Cruel and Usual Punishment by Nonie Darwish

This was hard to read because of the subject matter, but it was on my shelf for a very long time and needed to be either read or discarded, which I didn't feel I could do. I didn't find it particularly well written. It's quite emotional, but anyone living such experiences would be emotional in the telling of their story. There is some good information in here, and it is worth reading. 

Becoming Mrs Lewis by Patti Callahan

I did not enjoy this much. The book was heavy on Joy Davidman's "finding herself", which included leaving her husband and children in America for months while she had her "me time" in England, even when they were struggling to make ends meet. It doesn't paint a very flattering picture of her. I was disappointed with other things too.
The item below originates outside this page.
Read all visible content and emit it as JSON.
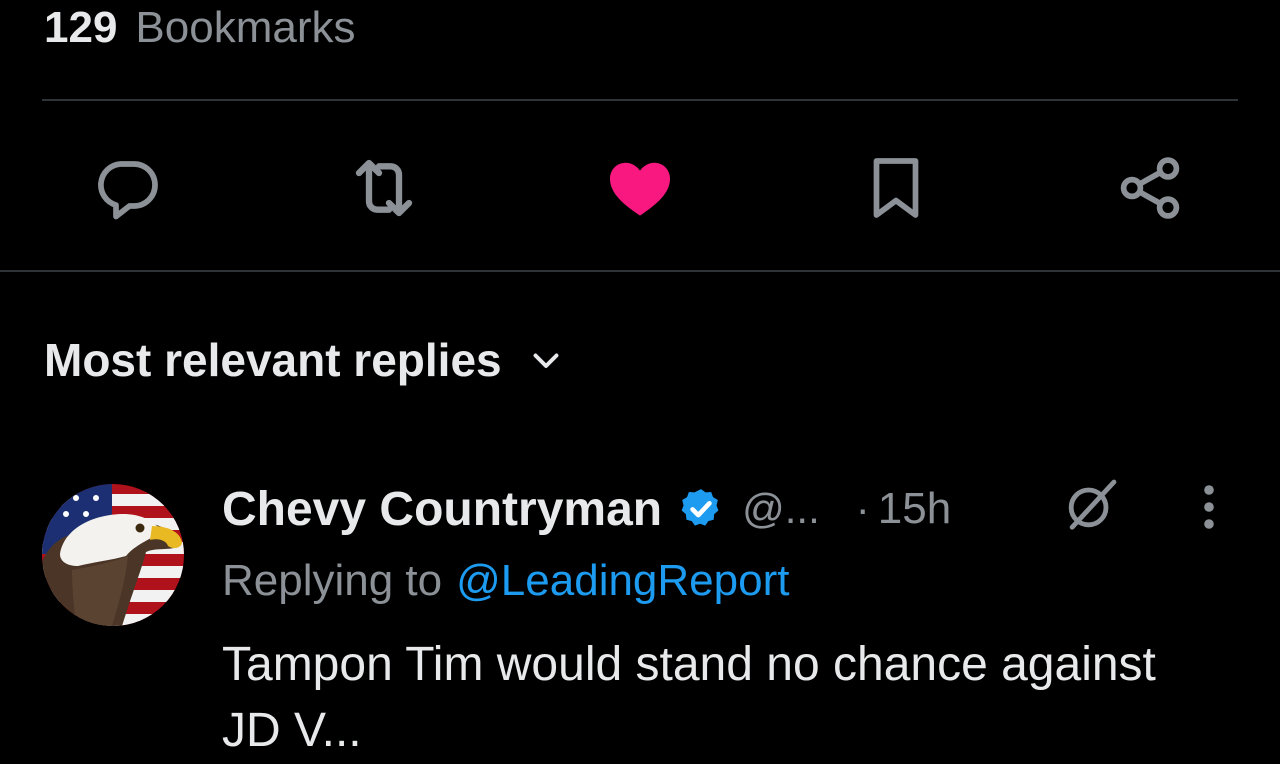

When "The Inklings" met at their usual pub, we are frequently told about the wonderful conversations they had, the brilliant exchange of ideas and philosophies, but we are never allowed in. We are told they happened, then it moves on to the next scene. I also question whether Lewis actually gushed over Davidman's work as much as this book implies; it seems odd that such great writing wouldn't be better known. 

The Frozen Thames by Helen Humphries
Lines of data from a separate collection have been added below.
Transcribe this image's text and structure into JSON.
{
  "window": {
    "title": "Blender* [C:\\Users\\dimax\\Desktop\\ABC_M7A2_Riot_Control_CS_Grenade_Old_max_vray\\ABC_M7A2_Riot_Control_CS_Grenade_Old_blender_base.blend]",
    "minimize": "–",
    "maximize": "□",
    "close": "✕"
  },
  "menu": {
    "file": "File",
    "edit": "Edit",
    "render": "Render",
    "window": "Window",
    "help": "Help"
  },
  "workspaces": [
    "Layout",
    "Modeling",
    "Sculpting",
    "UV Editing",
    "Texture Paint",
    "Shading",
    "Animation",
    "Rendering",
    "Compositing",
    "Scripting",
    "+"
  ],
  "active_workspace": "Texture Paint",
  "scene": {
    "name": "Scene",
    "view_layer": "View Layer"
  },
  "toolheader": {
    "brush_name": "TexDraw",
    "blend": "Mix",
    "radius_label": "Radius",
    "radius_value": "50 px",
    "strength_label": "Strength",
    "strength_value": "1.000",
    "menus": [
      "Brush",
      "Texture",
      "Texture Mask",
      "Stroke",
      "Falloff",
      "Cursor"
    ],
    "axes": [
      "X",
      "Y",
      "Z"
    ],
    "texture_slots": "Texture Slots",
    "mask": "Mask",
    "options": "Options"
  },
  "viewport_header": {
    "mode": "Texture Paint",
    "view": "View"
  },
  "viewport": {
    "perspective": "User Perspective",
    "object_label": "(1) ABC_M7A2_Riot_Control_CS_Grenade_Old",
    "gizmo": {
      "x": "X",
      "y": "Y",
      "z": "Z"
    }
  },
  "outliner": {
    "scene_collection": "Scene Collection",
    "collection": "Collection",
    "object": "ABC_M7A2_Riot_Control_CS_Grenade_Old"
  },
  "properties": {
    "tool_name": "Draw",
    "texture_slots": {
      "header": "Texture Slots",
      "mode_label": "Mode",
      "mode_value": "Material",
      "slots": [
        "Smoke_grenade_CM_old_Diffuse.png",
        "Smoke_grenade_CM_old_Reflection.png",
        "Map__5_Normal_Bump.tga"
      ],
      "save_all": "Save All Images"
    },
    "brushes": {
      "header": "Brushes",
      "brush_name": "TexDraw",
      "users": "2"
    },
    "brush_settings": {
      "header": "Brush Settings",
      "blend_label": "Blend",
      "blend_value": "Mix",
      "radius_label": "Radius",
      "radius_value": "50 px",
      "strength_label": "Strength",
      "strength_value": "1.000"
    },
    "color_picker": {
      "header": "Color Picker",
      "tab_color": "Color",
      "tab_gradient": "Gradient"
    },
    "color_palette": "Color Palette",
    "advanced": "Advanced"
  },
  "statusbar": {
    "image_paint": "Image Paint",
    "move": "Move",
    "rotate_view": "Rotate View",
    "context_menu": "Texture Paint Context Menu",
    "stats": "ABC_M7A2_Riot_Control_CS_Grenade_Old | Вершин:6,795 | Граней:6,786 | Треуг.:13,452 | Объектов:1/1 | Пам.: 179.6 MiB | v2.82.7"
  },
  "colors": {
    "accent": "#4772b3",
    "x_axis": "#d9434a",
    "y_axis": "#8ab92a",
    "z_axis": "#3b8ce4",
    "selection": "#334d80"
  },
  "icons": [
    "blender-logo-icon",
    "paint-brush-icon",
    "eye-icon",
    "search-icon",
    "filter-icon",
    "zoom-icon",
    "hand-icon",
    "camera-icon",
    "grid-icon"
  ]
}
A lovely surprise. I'm not sure what I expected but it wasn't this. It's a small, hard cover book that looks like an art or gift book, but each chapter tells a story. The Thames has frozen over 40 times in recorded history and there's a fictional story set in each of those times. They are quite short but every one of them quickly grabs your attention and takes you to that time and place. The characters are vivid and the plots are wonderfully imaginative. Highly recommend.
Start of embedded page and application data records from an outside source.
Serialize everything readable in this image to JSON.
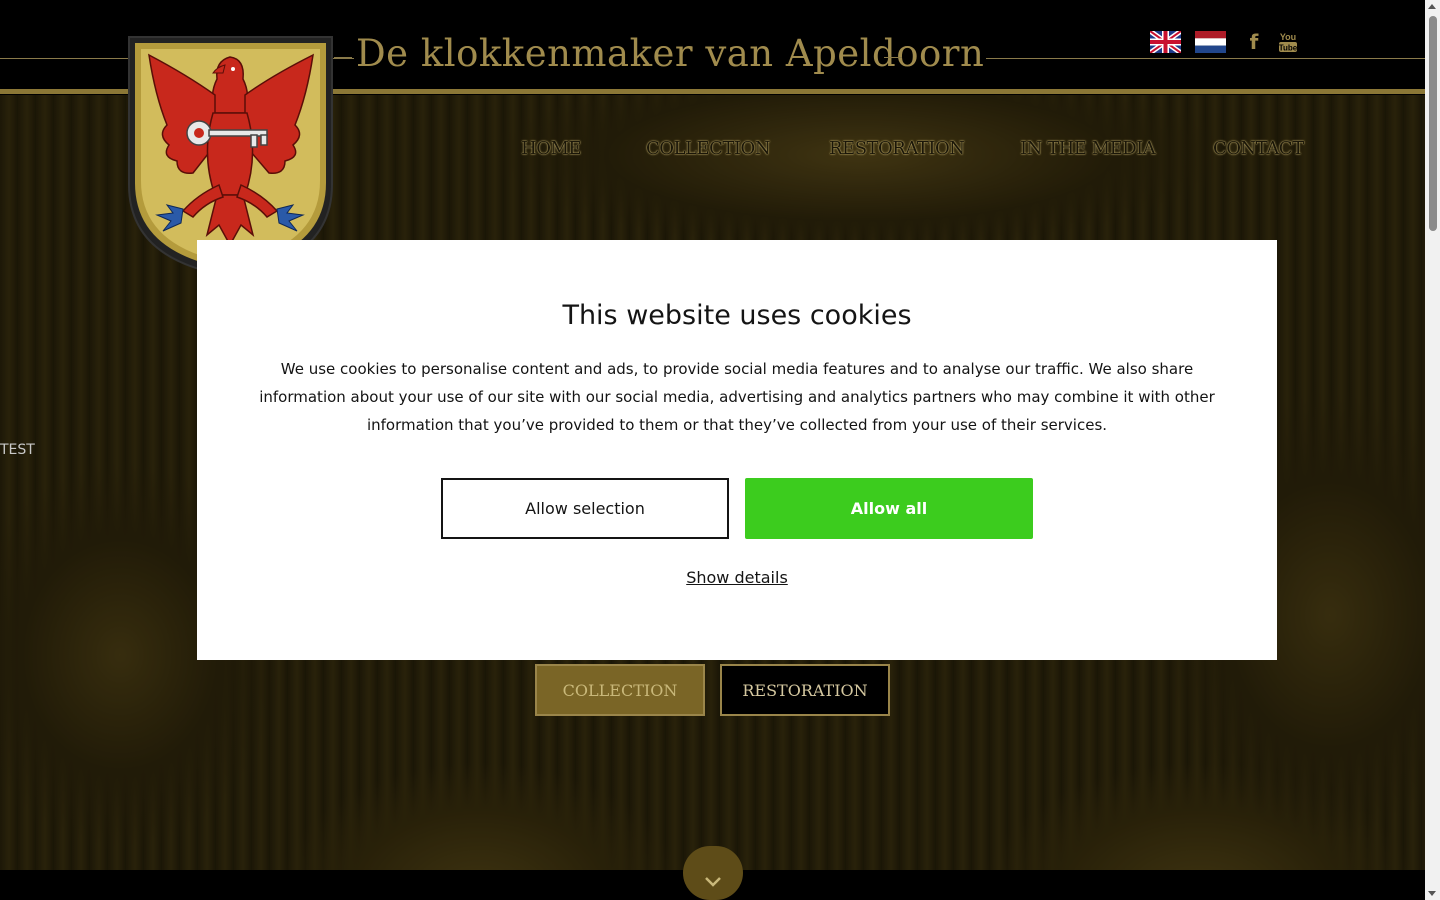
{
  "header": {
    "title": "De klokkenmaker van Apeldoorn",
    "logo_icon": "coat-of-arms-eagle-key-icon",
    "languages": [
      {
        "code": "en",
        "icon": "uk-flag-icon"
      },
      {
        "code": "nl",
        "icon": "netherlands-flag-icon"
      }
    ],
    "social": [
      {
        "icon": "facebook-icon",
        "glyph": "f"
      },
      {
        "icon": "youtube-icon",
        "glyph": "You\nTube"
      }
    ]
  },
  "nav": {
    "items": [
      {
        "label": "HOME"
      },
      {
        "label": "COLLECTION"
      },
      {
        "label": "RESTORATION"
      },
      {
        "label": "IN THE MEDIA"
      },
      {
        "label": "CONTACT"
      }
    ]
  },
  "hero": {
    "test_label": "TEST",
    "buttons": [
      {
        "label": "COLLECTION"
      },
      {
        "label": "RESTORATION"
      }
    ],
    "scroll_icon": "chevron-down-icon"
  },
  "cookie_dialog": {
    "title": "This website uses cookies",
    "text": "We use cookies to personalise content and ads, to provide social media features and to analyse our traffic. We also share information about your use of our site with our social media, advertising and analytics partners who may combine it with other information that you’ve provided to them or that they’ve collected from your use of their services.",
    "allow_selection_label": "Allow selection",
    "allow_all_label": "Allow all",
    "show_details_label": "Show details"
  },
  "colors": {
    "gold": "#a08b4d",
    "allow_all_green": "#3ccc1e"
  }
}
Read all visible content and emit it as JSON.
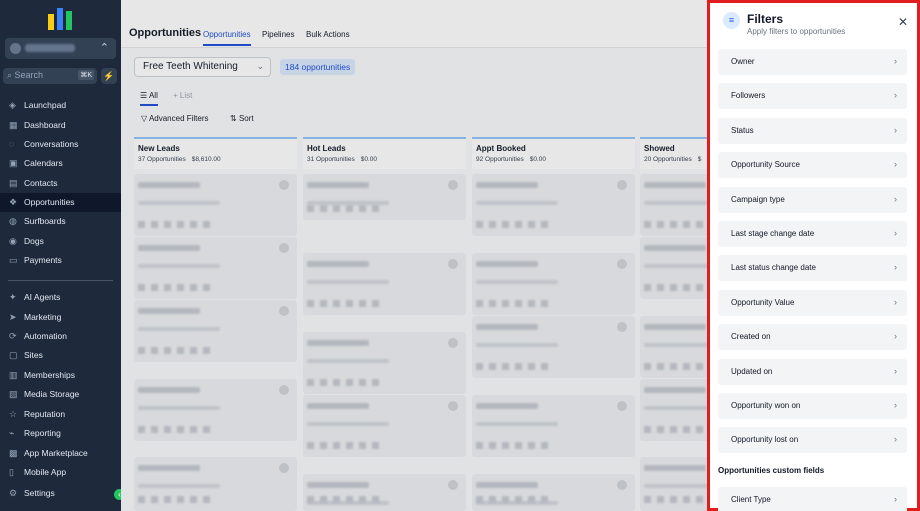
{
  "sidebar": {
    "search_label": "Search",
    "search_shortcut": "⌘K",
    "items": [
      {
        "label": "Launchpad",
        "icon": "rocket-icon"
      },
      {
        "label": "Dashboard",
        "icon": "dashboard-icon"
      },
      {
        "label": "Conversations",
        "icon": "chat-icon"
      },
      {
        "label": "Calendars",
        "icon": "calendar-icon"
      },
      {
        "label": "Contacts",
        "icon": "contacts-icon"
      },
      {
        "label": "Opportunities",
        "icon": "opportunities-icon",
        "active": true
      },
      {
        "label": "Surfboards",
        "icon": "surfboard-icon"
      },
      {
        "label": "Dogs",
        "icon": "paw-icon"
      },
      {
        "label": "Payments",
        "icon": "payments-icon"
      },
      {
        "label": "AI Agents",
        "icon": "sparkle-icon"
      },
      {
        "label": "Marketing",
        "icon": "send-icon"
      },
      {
        "label": "Automation",
        "icon": "automation-icon"
      },
      {
        "label": "Sites",
        "icon": "sites-icon"
      },
      {
        "label": "Memberships",
        "icon": "memberships-icon"
      },
      {
        "label": "Media Storage",
        "icon": "folder-icon"
      },
      {
        "label": "Reputation",
        "icon": "star-icon"
      },
      {
        "label": "Reporting",
        "icon": "chart-icon"
      },
      {
        "label": "App Marketplace",
        "icon": "grid-icon"
      },
      {
        "label": "Mobile App",
        "icon": "phone-icon"
      }
    ],
    "settings_label": "Settings"
  },
  "header": {
    "title": "Opportunities",
    "tabs": [
      "Opportunities",
      "Pipelines",
      "Bulk Actions"
    ]
  },
  "controls": {
    "pipeline": "Free Teeth Whitening",
    "count": "184 opportunities",
    "views": [
      "All",
      "List"
    ],
    "advanced_filters": "Advanced Filters",
    "sort": "Sort"
  },
  "columns": [
    {
      "name": "New Leads",
      "count": "37 Opportunities",
      "value": "$8,610.00"
    },
    {
      "name": "Hot Leads",
      "count": "31 Opportunities",
      "value": "$0.00"
    },
    {
      "name": "Appt Booked",
      "count": "92 Opportunities",
      "value": "$0.00"
    },
    {
      "name": "Showed",
      "count": "20 Opportunities",
      "value": "$"
    }
  ],
  "filters": {
    "title": "Filters",
    "subtitle": "Apply filters to opportunities",
    "items": [
      "Owner",
      "Followers",
      "Status",
      "Opportunity Source",
      "Campaign type",
      "Last stage change date",
      "Last status change date",
      "Opportunity Value",
      "Created on",
      "Updated on",
      "Opportunity won on",
      "Opportunity lost on"
    ],
    "custom_section": "Opportunities custom fields",
    "custom_items": [
      "Client Type"
    ]
  },
  "colors": {
    "sidebar_bg": "#1e293b",
    "accent": "#1d4ed8",
    "highlight_border": "#e11d1d"
  }
}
Below Stairs by Margaret Powell

After watching Downton Abbey and reading others in the upstairs/downstairs genre, I found this one a bit flat. It is an actual, true story, which, if I'd read it first, I might have loved. As it is I didn't enjoy the writing and found myself ambivalent about the girl who is telling her story. I'm probably just jaded from all the glitz and glamour and drama - oh the drama - of the fictional stories.   

The Old Curiosity Shop by Charles Dickens

Loved it. Every time I read Dickens, I'm struck again by the timelessness of his tales. His books will never finish being relevant because basic human nature doesn't change. His stories are sentimental, but you can't help admiring his "good" characters. They may be too perfect, but they always leave me with some noble virtue to aspire to. His evil characters may be too thoroughly evil, but it's encouraging to see all that vileness bound up in one character and then see him get his comeuppance in the end. I always come away from his books understanding better how kindness can change people, both the giving and the receiving of it, and how selfishness is equally damaging to both the giver and the receiver. And besides all of that, you get a great story and Dickens' unvarnished look at the social problems of his time. But my favourite thing of all is his tone. Call it sarcastic, tongue-in-cheek, wry or what you will, I love it and it's what keeps me coming back. 

I apologize for the lack of book cover pictures. I tried to use them, but they simply won't stay where I put them. When I get the post looking just right, I go to preview and see massive white spaces everywhere and the jpegs all over the place. I've never had this much trouble getting it to work before, but it was impossible today so I gave up. Words will have to do.